“Theoretically,” Jump says, “caregivers should be happier because of happier babies; and babies are happier because of consistent care from consistent caregivers.”
A precious memory for Jump—and one to create balance in light of her experience in Haiti—came on her last day in India. “I snuck into our training room early in the morning, and I heard the babies start to wake in the next room,” she says. “I then witnessed one of the most beautiful sounds I have ever heard. As the babies began to wake and cry, the caregiver began to sing and hum a beautiful hymn to calm them. The babies stopped crying so they, too, could hear the beauty and calm in her voice. I felt such peace and love, and so much power from the meeting of our minds and concern for the babies. I knew the babies were in good hands.” She knew she’d made a difference.
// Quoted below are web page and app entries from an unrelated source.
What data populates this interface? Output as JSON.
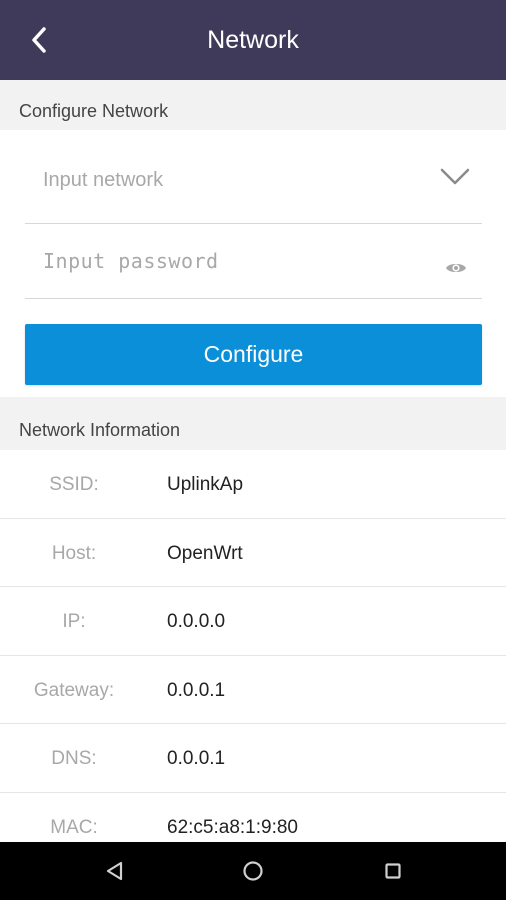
{
  "app_bar": {
    "title": "Network",
    "back_icon": "chevron-left-icon",
    "background": "#3f3a5a"
  },
  "configure_section": {
    "header": "Configure Network",
    "network_placeholder": "Input network",
    "password_placeholder": "Input password",
    "dropdown_icon": "chevron-down-icon",
    "visibility_icon": "eye-icon",
    "configure_label": "Configure",
    "accent": "#0a8fd8"
  },
  "info_section": {
    "header": "Network Information",
    "rows": [
      {
        "label": "SSID:",
        "value": "UplinkAp"
      },
      {
        "label": "Host:",
        "value": "OpenWrt"
      },
      {
        "label": "IP:",
        "value": "0.0.0.0"
      },
      {
        "label": "Gateway:",
        "value": "0.0.0.1"
      },
      {
        "label": "DNS:",
        "value": "0.0.0.1"
      },
      {
        "label": "MAC:",
        "value": "62:c5:a8:1:9:80"
      }
    ]
  },
  "nav_bar": {
    "back_icon": "triangle-back-icon",
    "home_icon": "circle-home-icon",
    "recent_icon": "square-recents-icon"
  }
}
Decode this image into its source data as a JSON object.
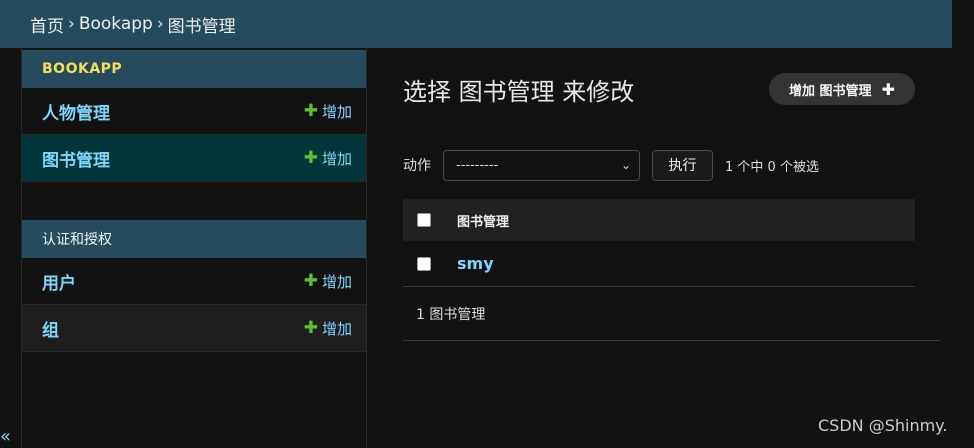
{
  "breadcrumbs": {
    "home": "首页",
    "separator1": "›",
    "app": "Bookapp",
    "separator2": "›",
    "current": "图书管理"
  },
  "sidebar": {
    "modules": [
      {
        "caption": "BOOKAPP",
        "models": [
          {
            "name": "人物管理",
            "add": "增加"
          },
          {
            "name": "图书管理",
            "add": "增加"
          }
        ]
      },
      {
        "caption": "认证和授权",
        "models": [
          {
            "name": "用户",
            "add": "增加"
          },
          {
            "name": "组",
            "add": "增加"
          }
        ]
      }
    ],
    "collapse_toggle": "«"
  },
  "main": {
    "title": "选择 图书管理 来修改",
    "add_button": "增加 图书管理",
    "add_button_icon": "✚",
    "actions": {
      "label": "动作",
      "select_value": "---------",
      "run_label": "执行",
      "selected_count": "1 个中 0 个被选"
    },
    "table": {
      "column_header": "图书管理",
      "rows": [
        "smy"
      ]
    },
    "paginator": "1 图书管理"
  },
  "watermark": "CSDN @Shinmy.",
  "colors": {
    "header_bg": "#264b5d",
    "link": "#81d4fa",
    "add_green": "#5fbd33",
    "current_row": "#00363a"
  }
}
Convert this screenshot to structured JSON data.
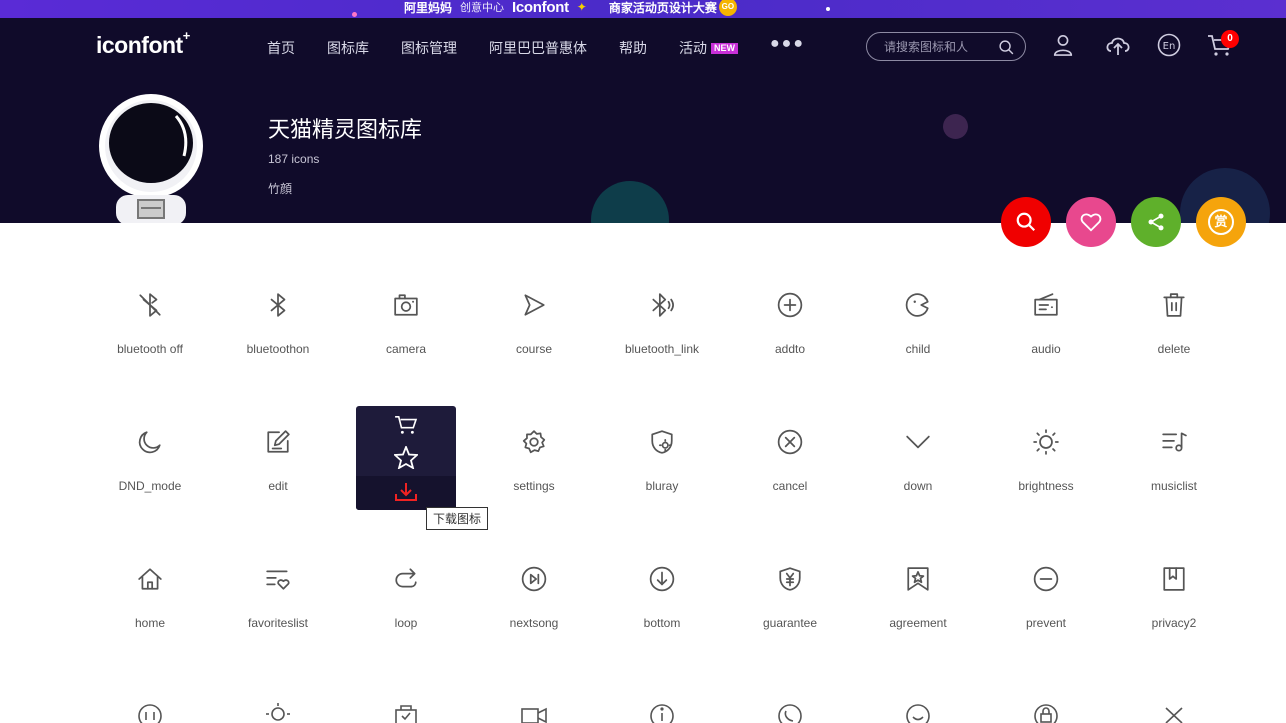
{
  "banner": {
    "brand": "阿里妈妈",
    "sub": "创意中心",
    "logo": "Iconfont",
    "event": "商家活动页设计大赛",
    "go": "GO"
  },
  "header": {
    "logo": "iconfont",
    "nav": [
      "首页",
      "图标库",
      "图标管理",
      "阿里巴巴普惠体",
      "帮助",
      "活动"
    ],
    "new_badge": "NEW",
    "search_placeholder": "请搜索图标和人",
    "cart_count": "0"
  },
  "library": {
    "title": "天猫精灵图标库",
    "count": "187 icons",
    "author": "竹顔"
  },
  "actions": {
    "search_color": "#f00000",
    "like_color": "#e8488e",
    "share_color": "#5fb02b",
    "reward_color": "#f5a40c",
    "reward_label": "赏"
  },
  "icons": [
    {
      "name": "bluetooth off",
      "icon": "bluetooth-off-icon"
    },
    {
      "name": "bluetoothon",
      "icon": "bluetooth-icon"
    },
    {
      "name": "camera",
      "icon": "camera-icon"
    },
    {
      "name": "course",
      "icon": "play-outline-icon"
    },
    {
      "name": "bluetooth_link",
      "icon": "bluetooth-link-icon"
    },
    {
      "name": "addto",
      "icon": "plus-circle-icon"
    },
    {
      "name": "child",
      "icon": "child-icon"
    },
    {
      "name": "audio",
      "icon": "radio-icon"
    },
    {
      "name": "delete",
      "icon": "trash-icon"
    },
    {
      "name": "DND_mode",
      "icon": "moon-icon"
    },
    {
      "name": "edit",
      "icon": "edit-icon"
    },
    {
      "name": "",
      "icon": "hidden-icon"
    },
    {
      "name": "settings",
      "icon": "gear-icon"
    },
    {
      "name": "bluray",
      "icon": "shield-sun-icon"
    },
    {
      "name": "cancel",
      "icon": "x-circle-icon"
    },
    {
      "name": "down",
      "icon": "chevron-down-icon"
    },
    {
      "name": "brightness",
      "icon": "sun-icon"
    },
    {
      "name": "musiclist",
      "icon": "music-list-icon"
    },
    {
      "name": "home",
      "icon": "home-icon"
    },
    {
      "name": "favoriteslist",
      "icon": "heart-list-icon"
    },
    {
      "name": "loop",
      "icon": "loop-icon"
    },
    {
      "name": "nextsong",
      "icon": "next-song-icon"
    },
    {
      "name": "bottom",
      "icon": "arrow-down-circle-icon"
    },
    {
      "name": "guarantee",
      "icon": "yen-shield-icon"
    },
    {
      "name": "agreement",
      "icon": "star-bookmark-icon"
    },
    {
      "name": "prevent",
      "icon": "minus-circle-icon"
    },
    {
      "name": "privacy2",
      "icon": "bookmark-icon"
    }
  ],
  "hover": {
    "tooltip": "下载图标"
  }
}
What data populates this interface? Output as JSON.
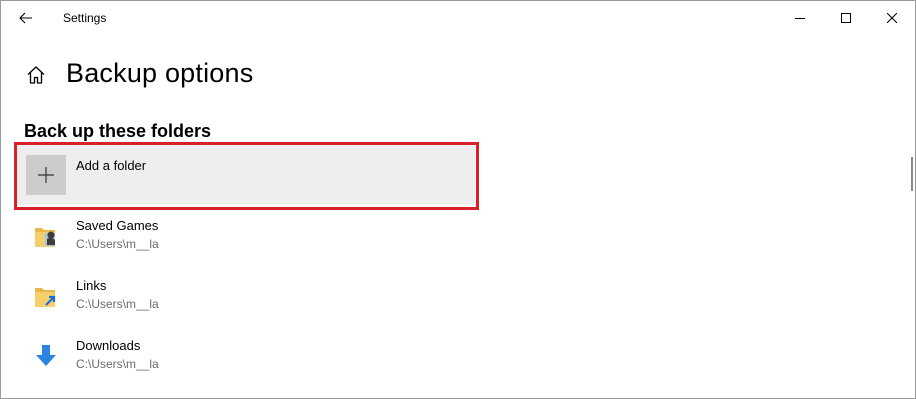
{
  "window": {
    "title": "Settings",
    "icons": {
      "back": "back-arrow-icon",
      "minimize": "minimize-icon",
      "maximize": "maximize-icon",
      "close": "close-icon"
    }
  },
  "page": {
    "title": "Backup options",
    "home_icon": "home-icon",
    "section_heading": "Back up these folders"
  },
  "add_folder": {
    "label": "Add a folder",
    "icon": "plus-icon",
    "highlight_color": "#d8222a"
  },
  "folders": [
    {
      "name": "Saved Games",
      "path": "C:\\Users\\m__la",
      "icon": "saved-games-folder-icon"
    },
    {
      "name": "Links",
      "path": "C:\\Users\\m__la",
      "icon": "links-folder-icon"
    },
    {
      "name": "Downloads",
      "path": "C:\\Users\\m__la",
      "icon": "downloads-icon"
    }
  ]
}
So Much To Do
So where is Jump taking her research next? Right here at home, she says. With the support of Utah State University, Jump is looking at the influence of massage on health outcomes in a sample of U.S. infants (three to five months). “We are trying to recruit families with multiple children, as other children in the home is a risk factor for babies getting sick more often. We will be looking at antibody levels before and after the intervention, as well as how often babies are sick.” She’s hoping to find the statistical information that will help her advocate best practices in orphanages around the world.
After that, Jump says she has more questions to ask. “I’d like to look at the influence of infant massage on health outcomes for babies born with Down’s syndrome, as these babies are sick much more often than the general population. If a simple intervention could help improve their immune status (and sleep status, as many of these babies have sleep issues), why not encourage parents to do it?” Parents don’t want to feel powerless in the health of their children, she says. This protocol would give them a vehicle for their support, healing, and nurturing.
Slowly, but steadily, Jump’s training program is progressing in India. A dozen or more orphanages have received the caregiver training, and U.S. visitors involved with orphanages there are returning with reports of phenomenal results. Jump hopes the program will continue to spread throughout the global orphanage community. “I have found that orphanage directors have embraced the training, as they want what is best for the babies in their care, but often don’t have the resources or know-how to do things differently. In resource-limited countries, the burden is even greater.”
The work Jump does is not for the faint of heart. You can’t help but see the brutality of poverty and insidiousness of despair in the eyes of these children. What drives Jump to continue on? “Rene Spitz discussed the horrible reality of babies in orphanages sixty years ago. We have a lot of research that confirms his findings—that babies need caregivers who respond to their needs in order to grow and thrive. Babies in many orphanages still receive the same type of care they received sixty years ago, despite our knowledge that this wastes their human potential. I think this reality is horrific, and my goal is to change the system of care babies receive.”
Often working on her own time and using her own resources—financial and otherwise—Jump is saddened she can’t do more. “I am limited in my funds and have only been able to do so much, so far. I will continue, but not at the breakneck pace I would like.” That reality tugs deeply at her heart. “There is so little time, and so many babies are suffering.”
For more information about Vonda Jump’s work, e-mail her at firstname.lastname@example.org.